**DATA TO USE**
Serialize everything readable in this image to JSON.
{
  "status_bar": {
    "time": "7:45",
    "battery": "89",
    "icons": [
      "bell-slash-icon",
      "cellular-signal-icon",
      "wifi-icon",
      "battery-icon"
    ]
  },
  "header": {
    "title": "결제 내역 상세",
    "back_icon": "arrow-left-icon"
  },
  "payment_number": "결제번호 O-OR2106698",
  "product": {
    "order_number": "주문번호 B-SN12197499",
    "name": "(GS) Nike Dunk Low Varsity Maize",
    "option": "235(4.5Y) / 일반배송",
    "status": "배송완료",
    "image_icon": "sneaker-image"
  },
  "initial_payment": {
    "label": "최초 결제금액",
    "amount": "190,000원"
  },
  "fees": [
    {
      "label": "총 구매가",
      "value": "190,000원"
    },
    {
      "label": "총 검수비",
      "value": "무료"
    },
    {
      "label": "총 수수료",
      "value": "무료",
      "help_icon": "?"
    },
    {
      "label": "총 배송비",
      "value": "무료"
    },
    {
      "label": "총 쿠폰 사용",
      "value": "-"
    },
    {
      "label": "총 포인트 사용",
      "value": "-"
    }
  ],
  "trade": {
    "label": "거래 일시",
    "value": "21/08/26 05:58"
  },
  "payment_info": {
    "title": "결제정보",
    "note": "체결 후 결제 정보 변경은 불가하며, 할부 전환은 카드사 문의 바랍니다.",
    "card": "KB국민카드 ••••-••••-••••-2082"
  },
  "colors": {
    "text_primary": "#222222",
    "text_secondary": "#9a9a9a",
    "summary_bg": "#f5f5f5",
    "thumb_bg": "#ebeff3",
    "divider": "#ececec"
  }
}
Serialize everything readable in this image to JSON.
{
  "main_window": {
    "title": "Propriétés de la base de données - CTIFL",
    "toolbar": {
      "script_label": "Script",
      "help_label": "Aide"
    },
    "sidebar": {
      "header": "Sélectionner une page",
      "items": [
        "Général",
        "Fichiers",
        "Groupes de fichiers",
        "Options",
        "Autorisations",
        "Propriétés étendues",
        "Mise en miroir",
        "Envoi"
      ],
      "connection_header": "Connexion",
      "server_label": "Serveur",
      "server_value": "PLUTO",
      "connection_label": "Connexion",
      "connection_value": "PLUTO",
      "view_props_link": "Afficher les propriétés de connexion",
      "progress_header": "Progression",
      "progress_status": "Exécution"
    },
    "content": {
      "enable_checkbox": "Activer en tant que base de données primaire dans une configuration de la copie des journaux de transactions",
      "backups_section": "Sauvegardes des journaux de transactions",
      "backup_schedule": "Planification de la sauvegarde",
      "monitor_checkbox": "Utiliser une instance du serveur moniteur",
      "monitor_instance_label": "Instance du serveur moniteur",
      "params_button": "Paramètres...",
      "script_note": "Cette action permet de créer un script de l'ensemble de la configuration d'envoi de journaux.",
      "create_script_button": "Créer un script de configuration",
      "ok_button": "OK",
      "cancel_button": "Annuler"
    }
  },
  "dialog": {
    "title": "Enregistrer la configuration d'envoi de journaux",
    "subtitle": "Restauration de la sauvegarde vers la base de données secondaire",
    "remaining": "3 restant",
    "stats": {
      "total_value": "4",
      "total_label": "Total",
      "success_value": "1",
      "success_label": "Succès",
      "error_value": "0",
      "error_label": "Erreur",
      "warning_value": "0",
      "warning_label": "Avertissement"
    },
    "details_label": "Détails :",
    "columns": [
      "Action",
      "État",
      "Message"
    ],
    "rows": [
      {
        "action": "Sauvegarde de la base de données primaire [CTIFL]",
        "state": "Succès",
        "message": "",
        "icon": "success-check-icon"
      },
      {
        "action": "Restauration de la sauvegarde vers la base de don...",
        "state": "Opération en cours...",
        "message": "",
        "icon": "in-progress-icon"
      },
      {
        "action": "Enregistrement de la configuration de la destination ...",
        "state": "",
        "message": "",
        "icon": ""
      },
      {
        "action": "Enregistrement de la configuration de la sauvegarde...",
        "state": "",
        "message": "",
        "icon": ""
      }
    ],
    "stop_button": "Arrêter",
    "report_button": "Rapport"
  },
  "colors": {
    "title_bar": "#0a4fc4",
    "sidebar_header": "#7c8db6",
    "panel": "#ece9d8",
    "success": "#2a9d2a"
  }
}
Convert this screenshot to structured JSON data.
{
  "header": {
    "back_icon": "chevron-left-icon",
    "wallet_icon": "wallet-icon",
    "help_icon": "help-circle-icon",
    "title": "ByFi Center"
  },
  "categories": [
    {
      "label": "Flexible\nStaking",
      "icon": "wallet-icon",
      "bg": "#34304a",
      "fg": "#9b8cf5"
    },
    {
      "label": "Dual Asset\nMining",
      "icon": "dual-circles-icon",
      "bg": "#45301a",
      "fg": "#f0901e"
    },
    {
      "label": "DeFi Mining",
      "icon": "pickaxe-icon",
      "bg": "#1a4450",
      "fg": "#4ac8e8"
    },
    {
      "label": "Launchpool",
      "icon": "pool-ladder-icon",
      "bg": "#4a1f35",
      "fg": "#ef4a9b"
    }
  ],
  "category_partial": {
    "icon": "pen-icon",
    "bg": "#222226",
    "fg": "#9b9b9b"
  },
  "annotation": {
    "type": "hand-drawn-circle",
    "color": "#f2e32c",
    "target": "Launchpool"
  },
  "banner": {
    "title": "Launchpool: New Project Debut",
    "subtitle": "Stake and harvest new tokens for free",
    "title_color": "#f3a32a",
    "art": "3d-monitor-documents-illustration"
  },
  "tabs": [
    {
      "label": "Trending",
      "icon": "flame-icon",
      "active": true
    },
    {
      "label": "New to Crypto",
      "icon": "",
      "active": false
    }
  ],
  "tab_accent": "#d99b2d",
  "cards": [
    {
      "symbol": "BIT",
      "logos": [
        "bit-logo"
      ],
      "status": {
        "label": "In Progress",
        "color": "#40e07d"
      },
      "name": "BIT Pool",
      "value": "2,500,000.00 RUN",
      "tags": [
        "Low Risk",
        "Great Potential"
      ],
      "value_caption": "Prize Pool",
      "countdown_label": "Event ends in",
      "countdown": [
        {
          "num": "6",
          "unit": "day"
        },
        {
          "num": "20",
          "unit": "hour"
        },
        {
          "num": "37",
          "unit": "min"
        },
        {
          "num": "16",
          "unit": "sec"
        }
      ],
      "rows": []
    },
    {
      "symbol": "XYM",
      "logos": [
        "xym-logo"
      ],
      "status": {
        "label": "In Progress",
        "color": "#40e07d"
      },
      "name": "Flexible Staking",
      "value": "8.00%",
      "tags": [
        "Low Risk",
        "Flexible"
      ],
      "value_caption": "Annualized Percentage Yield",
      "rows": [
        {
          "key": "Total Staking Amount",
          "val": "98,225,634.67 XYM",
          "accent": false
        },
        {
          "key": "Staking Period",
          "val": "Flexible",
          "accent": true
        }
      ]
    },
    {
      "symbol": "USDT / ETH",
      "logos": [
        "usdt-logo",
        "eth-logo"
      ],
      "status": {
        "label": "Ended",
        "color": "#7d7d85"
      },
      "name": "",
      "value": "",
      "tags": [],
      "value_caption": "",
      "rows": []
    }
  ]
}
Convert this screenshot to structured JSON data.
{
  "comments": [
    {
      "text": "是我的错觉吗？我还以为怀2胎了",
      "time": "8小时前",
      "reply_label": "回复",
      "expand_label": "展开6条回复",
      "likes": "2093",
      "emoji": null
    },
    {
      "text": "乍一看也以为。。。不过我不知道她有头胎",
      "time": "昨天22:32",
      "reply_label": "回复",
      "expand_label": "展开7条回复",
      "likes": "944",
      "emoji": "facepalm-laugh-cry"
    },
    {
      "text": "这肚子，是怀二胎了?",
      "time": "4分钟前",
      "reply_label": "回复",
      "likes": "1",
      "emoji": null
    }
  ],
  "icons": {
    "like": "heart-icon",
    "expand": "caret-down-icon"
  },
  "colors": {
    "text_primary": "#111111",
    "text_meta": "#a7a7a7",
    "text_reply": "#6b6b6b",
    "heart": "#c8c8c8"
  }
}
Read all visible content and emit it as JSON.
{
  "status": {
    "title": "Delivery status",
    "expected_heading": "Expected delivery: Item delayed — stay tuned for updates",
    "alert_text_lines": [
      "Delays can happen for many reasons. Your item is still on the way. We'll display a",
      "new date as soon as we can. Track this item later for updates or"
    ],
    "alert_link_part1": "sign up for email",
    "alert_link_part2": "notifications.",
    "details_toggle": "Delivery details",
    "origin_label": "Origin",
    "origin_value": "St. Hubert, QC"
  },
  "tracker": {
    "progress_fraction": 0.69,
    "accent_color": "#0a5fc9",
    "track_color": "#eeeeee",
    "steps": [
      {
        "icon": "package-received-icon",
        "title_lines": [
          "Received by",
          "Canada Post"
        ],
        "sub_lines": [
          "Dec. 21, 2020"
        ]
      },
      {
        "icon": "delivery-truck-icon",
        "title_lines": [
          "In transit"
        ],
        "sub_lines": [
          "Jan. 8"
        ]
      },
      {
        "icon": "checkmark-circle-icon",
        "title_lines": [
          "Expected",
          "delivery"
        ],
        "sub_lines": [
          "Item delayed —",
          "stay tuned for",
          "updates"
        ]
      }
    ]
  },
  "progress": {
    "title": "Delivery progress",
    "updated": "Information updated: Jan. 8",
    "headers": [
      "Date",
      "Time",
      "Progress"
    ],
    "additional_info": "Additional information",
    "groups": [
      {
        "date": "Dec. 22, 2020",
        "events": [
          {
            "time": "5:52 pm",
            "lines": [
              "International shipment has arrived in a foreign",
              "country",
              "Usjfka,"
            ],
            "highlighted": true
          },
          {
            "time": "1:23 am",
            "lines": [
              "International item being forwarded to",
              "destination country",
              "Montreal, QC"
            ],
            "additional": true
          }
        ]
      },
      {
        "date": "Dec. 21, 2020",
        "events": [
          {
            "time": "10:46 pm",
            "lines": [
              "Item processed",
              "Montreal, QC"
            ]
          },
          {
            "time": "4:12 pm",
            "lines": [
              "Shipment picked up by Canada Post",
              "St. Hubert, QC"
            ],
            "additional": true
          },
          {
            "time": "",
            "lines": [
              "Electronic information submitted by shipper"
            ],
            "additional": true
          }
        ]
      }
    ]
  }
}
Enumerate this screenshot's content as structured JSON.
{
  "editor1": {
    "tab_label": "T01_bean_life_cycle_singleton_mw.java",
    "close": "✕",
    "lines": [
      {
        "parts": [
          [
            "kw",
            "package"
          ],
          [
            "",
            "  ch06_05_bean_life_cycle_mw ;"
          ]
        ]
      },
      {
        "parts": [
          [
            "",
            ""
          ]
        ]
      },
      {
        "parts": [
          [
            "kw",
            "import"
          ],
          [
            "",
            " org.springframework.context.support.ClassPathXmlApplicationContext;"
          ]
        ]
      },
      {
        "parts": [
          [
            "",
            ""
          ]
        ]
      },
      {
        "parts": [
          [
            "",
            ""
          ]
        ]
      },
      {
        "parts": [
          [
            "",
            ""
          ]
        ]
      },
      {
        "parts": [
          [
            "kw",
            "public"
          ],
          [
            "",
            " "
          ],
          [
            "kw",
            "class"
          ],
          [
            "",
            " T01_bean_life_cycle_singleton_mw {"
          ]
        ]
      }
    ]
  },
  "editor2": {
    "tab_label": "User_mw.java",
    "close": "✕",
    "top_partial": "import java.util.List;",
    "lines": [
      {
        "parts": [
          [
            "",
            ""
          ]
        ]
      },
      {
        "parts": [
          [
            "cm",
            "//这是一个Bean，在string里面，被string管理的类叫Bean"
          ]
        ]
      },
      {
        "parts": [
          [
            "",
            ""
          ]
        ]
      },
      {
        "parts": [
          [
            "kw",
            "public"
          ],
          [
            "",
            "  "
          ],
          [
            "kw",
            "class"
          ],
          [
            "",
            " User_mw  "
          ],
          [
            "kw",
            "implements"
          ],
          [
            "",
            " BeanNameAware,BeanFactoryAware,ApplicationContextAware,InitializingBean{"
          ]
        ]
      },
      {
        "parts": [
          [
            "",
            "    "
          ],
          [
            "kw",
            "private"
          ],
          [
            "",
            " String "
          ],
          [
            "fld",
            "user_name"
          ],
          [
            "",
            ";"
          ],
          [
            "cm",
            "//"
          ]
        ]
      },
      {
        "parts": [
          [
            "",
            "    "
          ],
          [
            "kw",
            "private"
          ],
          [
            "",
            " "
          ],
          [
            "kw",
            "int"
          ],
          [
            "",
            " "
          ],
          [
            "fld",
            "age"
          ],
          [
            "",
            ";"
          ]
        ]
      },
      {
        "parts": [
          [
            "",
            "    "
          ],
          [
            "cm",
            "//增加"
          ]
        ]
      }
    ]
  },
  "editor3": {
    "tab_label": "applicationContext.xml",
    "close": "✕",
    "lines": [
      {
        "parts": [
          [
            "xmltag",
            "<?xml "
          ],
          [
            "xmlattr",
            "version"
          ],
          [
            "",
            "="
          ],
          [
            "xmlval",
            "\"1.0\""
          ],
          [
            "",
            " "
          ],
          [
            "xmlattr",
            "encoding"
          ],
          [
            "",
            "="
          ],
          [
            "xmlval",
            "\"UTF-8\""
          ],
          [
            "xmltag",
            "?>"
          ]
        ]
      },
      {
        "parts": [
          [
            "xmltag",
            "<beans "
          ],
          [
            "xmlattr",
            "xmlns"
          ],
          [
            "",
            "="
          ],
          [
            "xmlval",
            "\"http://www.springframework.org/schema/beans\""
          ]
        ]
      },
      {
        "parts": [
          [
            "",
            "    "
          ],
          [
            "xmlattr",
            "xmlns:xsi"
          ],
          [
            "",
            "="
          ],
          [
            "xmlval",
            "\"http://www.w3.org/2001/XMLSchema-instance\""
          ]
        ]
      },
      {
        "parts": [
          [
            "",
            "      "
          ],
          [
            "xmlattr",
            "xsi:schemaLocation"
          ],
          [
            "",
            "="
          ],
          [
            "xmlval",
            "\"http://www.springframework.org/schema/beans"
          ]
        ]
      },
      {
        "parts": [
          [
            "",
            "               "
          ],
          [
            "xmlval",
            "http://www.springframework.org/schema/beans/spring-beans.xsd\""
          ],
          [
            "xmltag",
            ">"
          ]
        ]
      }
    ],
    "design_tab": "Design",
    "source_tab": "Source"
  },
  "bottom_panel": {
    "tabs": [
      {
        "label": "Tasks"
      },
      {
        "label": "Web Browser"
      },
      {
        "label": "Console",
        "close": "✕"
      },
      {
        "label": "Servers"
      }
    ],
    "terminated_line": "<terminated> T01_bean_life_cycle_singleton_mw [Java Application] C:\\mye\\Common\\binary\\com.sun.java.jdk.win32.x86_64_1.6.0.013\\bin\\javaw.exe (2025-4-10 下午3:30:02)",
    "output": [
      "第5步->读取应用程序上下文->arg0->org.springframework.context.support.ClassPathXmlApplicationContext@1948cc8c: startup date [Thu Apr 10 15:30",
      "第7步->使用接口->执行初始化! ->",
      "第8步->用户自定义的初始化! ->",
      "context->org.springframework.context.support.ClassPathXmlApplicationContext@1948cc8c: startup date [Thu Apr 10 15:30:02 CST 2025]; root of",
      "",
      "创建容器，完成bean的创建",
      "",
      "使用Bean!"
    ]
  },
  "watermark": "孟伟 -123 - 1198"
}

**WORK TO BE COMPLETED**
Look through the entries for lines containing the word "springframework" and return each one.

**SOLUTION TO THE PROBLEM**
            " org.springframework.context.support.ClassPathXmlApplicationContext;"
            "\"http://www.springframework.org/schema/beans\""
            "\"http://www.springframework.org/schema/beans"
            "http://www.springframework.org/schema/beans/spring-beans.xsd\""
      "第5步->读取应用程序上下文->arg0->org.springframework.context.support.ClassPathXmlApplicationContext@1948cc8c: startup date [Thu Apr 10 15:30",
      "context->org.springframework.context.support.ClassPathXmlApplicationContext@1948cc8c: startup date [Thu Apr 10 15:30:02 CST 2025]; root of",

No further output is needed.